Reigning true to the affectionate nickname 'Batfleck,' Ben Affleck will renew his identity as the Caped Crusader once again in parallelism with Michael Keaton's rendition of the same role in Andy Muschietti's The Flash.
The brooding Dark Knight will return for one more DC Extended Universe movie, that will set its focal point on Barry Allen (Ezra Miller) and will dive into the multiverse through the Flashpoint plot - diversifying and complexifying the interworkings of DC's on-screen presence.
Batman has been a polarizing character since his first portrayal, and fans seem to struggle on finding peace amongst themselves when discussing Affleck's performance. Some herald him as a hero; others have despised him since he first donned the cowl.
There may be two Batmans tangling themselves in the plot of The Flash, but there will no interference with the linear construction of The Batman and Robert Pattinson.

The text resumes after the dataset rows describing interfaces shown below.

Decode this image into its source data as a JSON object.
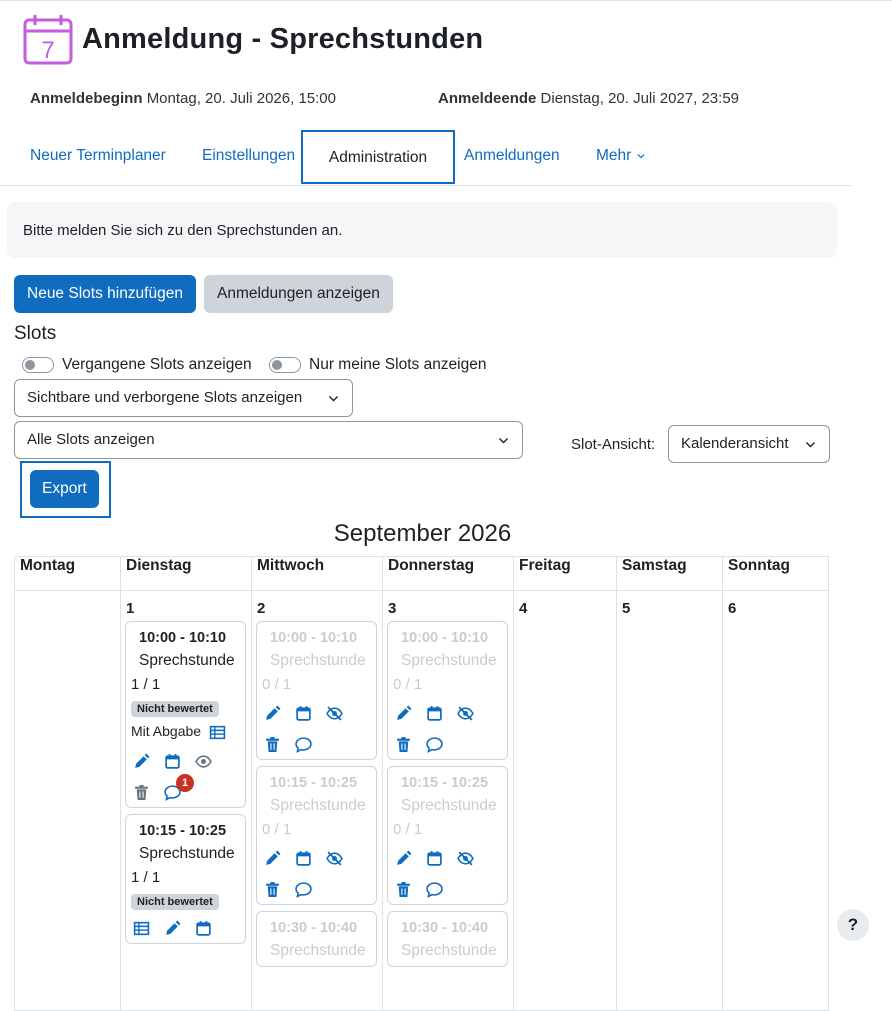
{
  "page": {
    "title": "Anmeldung - Sprechstunden",
    "icon_text": "7",
    "start_label": "Anmeldebeginn",
    "start_value": "Montag, 20. Juli 2026, 15:00",
    "end_label": "Anmeldeende",
    "end_value": "Dienstag, 20. Juli 2027, 23:59",
    "accent_color": "#0f6cbf",
    "icon_color": "#c05de0"
  },
  "nav": {
    "items": [
      {
        "label": "Neuer Terminplaner"
      },
      {
        "label": "Einstellungen"
      },
      {
        "label": "Administration"
      },
      {
        "label": "Anmeldungen"
      },
      {
        "label": "Mehr"
      }
    ],
    "active": "Administration"
  },
  "info": {
    "text": "Bitte melden Sie sich zu den Sprechstunden an."
  },
  "buttons": {
    "add_slots": "Neue Slots hinzufügen",
    "show_bookings": "Anmeldungen anzeigen",
    "export": "Export",
    "help": "?"
  },
  "slots_section": {
    "title": "Slots",
    "toggle_past": "Vergangene Slots anzeigen",
    "toggle_mine": "Nur meine Slots anzeigen",
    "visibility_select": "Sichtbare und verborgene Slots anzeigen",
    "filter_select": "Alle Slots anzeigen",
    "view_label": "Slot-Ansicht:",
    "view_select": "Kalenderansicht"
  },
  "calendar": {
    "month": "September 2026",
    "weekdays": [
      "Montag",
      "Dienstag",
      "Mittwoch",
      "Donnerstag",
      "Freitag",
      "Samstag",
      "Sonntag"
    ],
    "days": [
      "1",
      "2",
      "3",
      "4",
      "5",
      "6"
    ],
    "tuesday_slots": [
      {
        "time": "10:00 - 10:10",
        "name": "Sprechstunde",
        "capacity": "1 / 1",
        "badge": "Nicht bewertet",
        "submission": "Mit Abgabe",
        "notifications": "1"
      },
      {
        "time": "10:15 - 10:25",
        "name": "Sprechstunde",
        "capacity": "1 / 1",
        "badge": "Nicht bewertet"
      }
    ],
    "wednesday_slots": [
      {
        "time": "10:00 - 10:10",
        "name": "Sprechstunde",
        "capacity": "0 / 1"
      },
      {
        "time": "10:15 - 10:25",
        "name": "Sprechstunde",
        "capacity": "0 / 1"
      },
      {
        "time": "10:30 - 10:40",
        "name": "Sprechstunde"
      }
    ],
    "thursday_slots": [
      {
        "time": "10:00 - 10:10",
        "name": "Sprechstunde",
        "capacity": "0 / 1"
      },
      {
        "time": "10:15 - 10:25",
        "name": "Sprechstunde",
        "capacity": "0 / 1"
      },
      {
        "time": "10:30 - 10:40",
        "name": "Sprechstunde"
      }
    ]
  }
}
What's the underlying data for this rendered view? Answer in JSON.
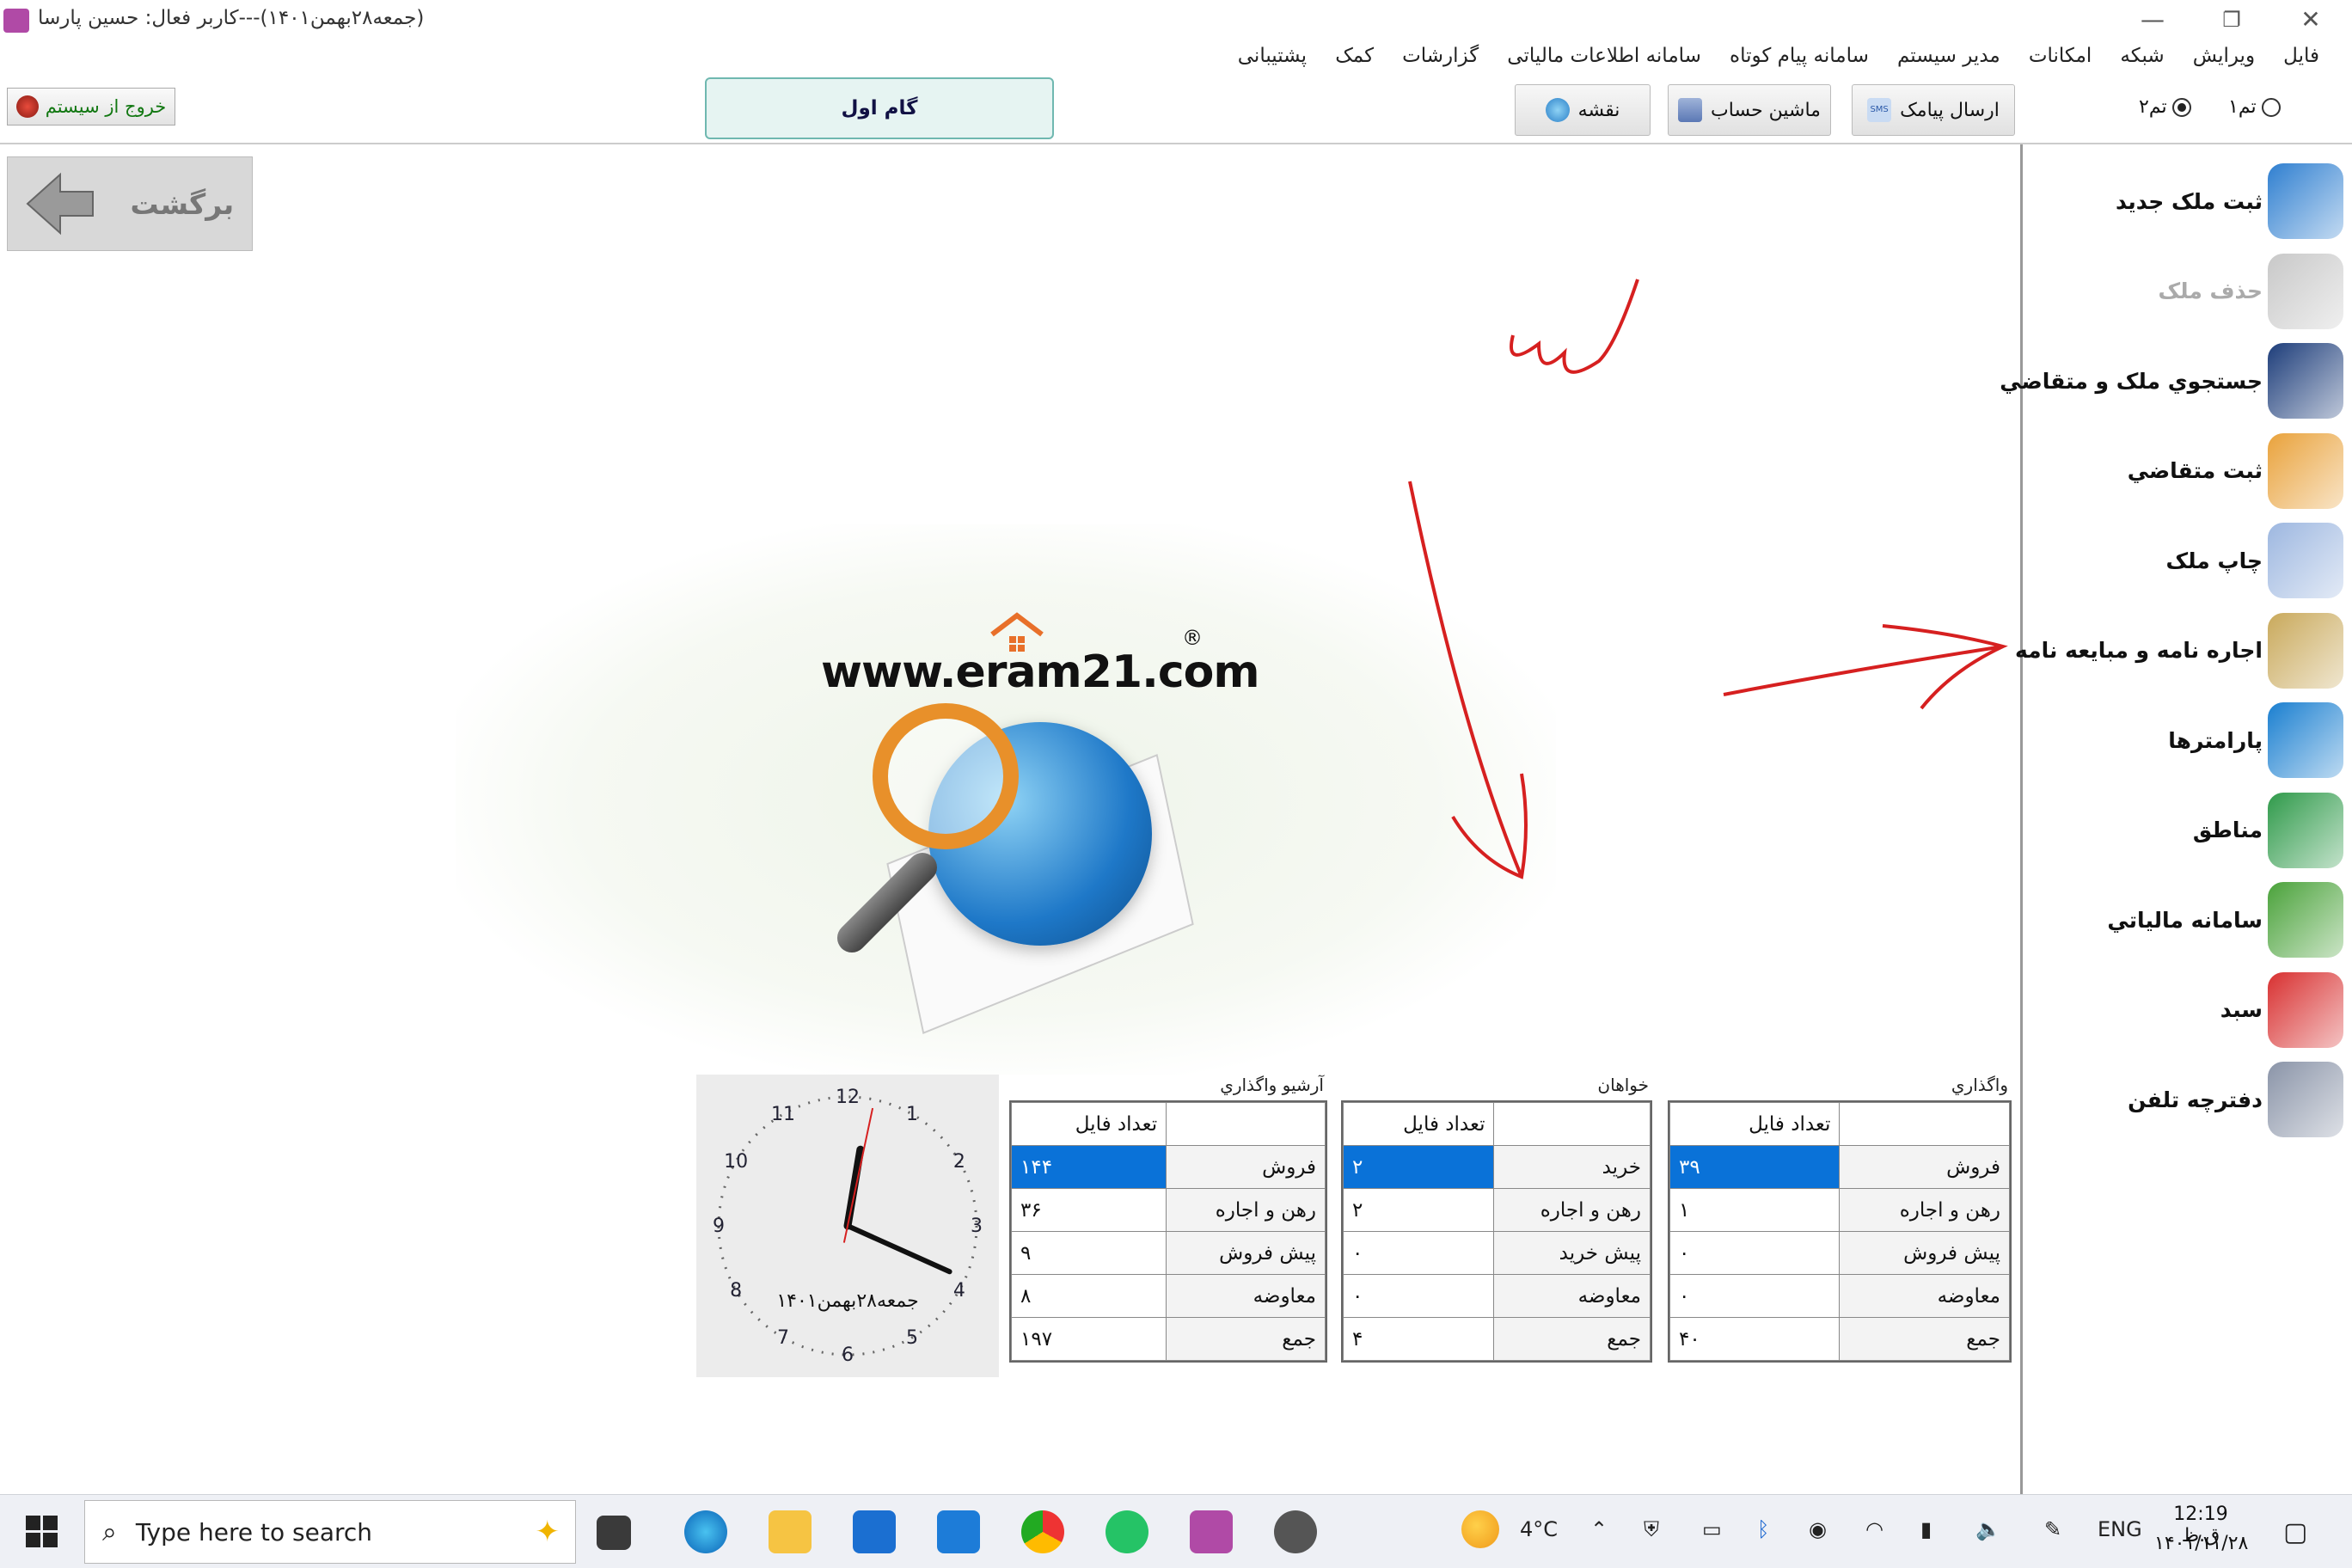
{
  "window": {
    "title": "(جمعه۲۸بهمن۱۴۰۱)---کاربر فعال: حسین پارسا",
    "minimize": "—",
    "maximize": "❐",
    "close": "✕"
  },
  "menu": [
    "فایل",
    "ویرایش",
    "شبکه",
    "امکانات",
    "مدیر سیستم",
    "سامانه پیام کوتاه",
    "سامانه اطلاعات مالیاتی",
    "گزارشات",
    "کمک",
    "پشتیبانی"
  ],
  "toolbar": {
    "theme1": "تم۱",
    "theme2": "تم۲",
    "sms": "ارسال پیامک",
    "calculator": "ماشین حساب",
    "map": "نقشه",
    "step": "گام اول",
    "exit": "خروج از سیستم"
  },
  "back_label": "برگشت",
  "sidebar": [
    {
      "label": "ثبت ملک جدید",
      "icon": "house-icon",
      "color": "#2f7fd0"
    },
    {
      "label": "حذف ملک",
      "icon": "trash-icon",
      "color": "#c8c8c8"
    },
    {
      "label": "جستجوي ملک و متقاضي",
      "icon": "binoculars-icon",
      "color": "#1d3d7a"
    },
    {
      "label": "ثبت متقاضي",
      "icon": "user-icon",
      "color": "#e9a23b"
    },
    {
      "label": "چاپ ملک",
      "icon": "printer-icon",
      "color": "#9db7e0"
    },
    {
      "label": "اجاره نامه و مبايعه نامه",
      "icon": "contract-icon",
      "color": "#c9a95b"
    },
    {
      "label": "پارامترها",
      "icon": "cubes-icon",
      "color": "#1a7fd0"
    },
    {
      "label": "مناطق",
      "icon": "globe-icon",
      "color": "#2f9a4a"
    },
    {
      "label": "سامانه مالياتي",
      "icon": "tax-chart-icon",
      "color": "#4aa23a"
    },
    {
      "label": "سبد",
      "icon": "cart-icon",
      "color": "#d83030"
    },
    {
      "label": "دفترچه تلفن",
      "icon": "phone-icon",
      "color": "#8a94a8"
    }
  ],
  "logo": {
    "text": "www.eram21.com",
    "reg": "®"
  },
  "panels": [
    {
      "title": "واگذاري",
      "header": "تعداد فایل",
      "rows": [
        {
          "label": "فروش",
          "value": "۳۹"
        },
        {
          "label": "رهن و اجاره",
          "value": "۱"
        },
        {
          "label": "پیش فروش",
          "value": "۰"
        },
        {
          "label": "معاوضه",
          "value": "۰"
        },
        {
          "label": "جمع",
          "value": "۴۰"
        }
      ]
    },
    {
      "title": "خواهان",
      "header": "تعداد فایل",
      "rows": [
        {
          "label": "خرید",
          "value": "۲"
        },
        {
          "label": "رهن و اجاره",
          "value": "۲"
        },
        {
          "label": "پیش خرید",
          "value": "۰"
        },
        {
          "label": "معاوضه",
          "value": "۰"
        },
        {
          "label": "جمع",
          "value": "۴"
        }
      ]
    },
    {
      "title": "آرشیو واگذاري",
      "header": "تعداد فایل",
      "rows": [
        {
          "label": "فروش",
          "value": "۱۴۴"
        },
        {
          "label": "رهن و اجاره",
          "value": "۳۶"
        },
        {
          "label": "پیش فروش",
          "value": "۹"
        },
        {
          "label": "معاوضه",
          "value": "۸"
        },
        {
          "label": "جمع",
          "value": "۱۹۷"
        }
      ]
    }
  ],
  "clock": {
    "date": "جمعه۲۸بهمن۱۴۰۱",
    "numbers": [
      "12",
      "1",
      "2",
      "3",
      "4",
      "5",
      "6",
      "7",
      "8",
      "9",
      "10",
      "11"
    ],
    "hours": 12,
    "minutes": 19,
    "seconds": 2
  },
  "taskbar": {
    "search_placeholder": "Type here to search",
    "weather": "4°C",
    "lang": "ENG",
    "time": "12:19 ق.ظ",
    "date": "۱۴۰۱/۱۱/۲۸"
  },
  "colors": {
    "selection": "#0a72d8",
    "annotation": "#d62020",
    "step_bg": "#e6f4f2"
  }
}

“[Affleck's] Batman has a dichotomy that is very strong, which is his masculinity—because of the way he looks, and the imposing figure that he has, and his jawline —but he’s also very vulnerable,” Muschietti said in an interview with Vanity Fair. “He knows how to deliver from the inside out, that vulnerability. He just needs a story that allows him to bring that contrast, that balance.”
"Batfleck" and his newfound rejuvenation to renew the role that he had departed from due to personal struggles have surprised fans. He had been an open ongoing struggle with alcoholism, an ending marriage, and his difficulty to dedicate himself to Batman. Affleck was originally supposed to sign onto a stand-alone project titled The Batman, which he had retreated from. “I showed somebody The Batman script,” Affleck had told the New York Times in an interview, “They said, ‘I think the script is good. I also think you’ll drink yourself to death if you go through what you just went through again.’”
Affleck was offered an early sneak peek at The Flash script which ultimately convinced him to return to the part. Filmmakers were surprised that he was so enthusiastic and excited, so much so that he wanted to hark back to the role.
“He’s a very substantial part of the emotional impact of the movie. The interaction and relationship between Barry and Affleck’s Wayne will bring an emotional level that we haven’t seen before,” the director added. "It’s Barry’s movie, it’s Barry’s story, but their characters are more related than we think. They both lost their mothers to murder, and that’s one of the emotional vessels of the movie. That’s where the Affleck Batman kicks in."
Mushcietti also noted that Barry Allen is only canonically aware of Affleck's grey-templed and stone-jawed Batman, and he believes that their relationship would make a fine catalyst for Allen's journey through a warped timeline. “He’s the baseline," Mushcitti said, "He’s part of that unaltered state before we jump into Barry’s adventure, there's a familiarity there.”
The multiverse that has been defined by DC through both film and television has upheld a consistency without erasing characters or stepping on the toes of stories yet to be told. “This movie is a bit of a hinge in the sense that it presents a story that implies a unified universe where all the cinematic iterations that we’ve seen before are valid,” Muschietti said. “It’s inclusive in the sense that it is saying all that you’ve seen exists, and everything that you will see exists, in the same unified multiverse.” The return of Affleck and the return of Keaton are enough to keep fans on their toes, who are impatiently waiting for Jeffery Dean Morgan to reprise Thomas Wayne, and complete a Flashpoint triple-threat.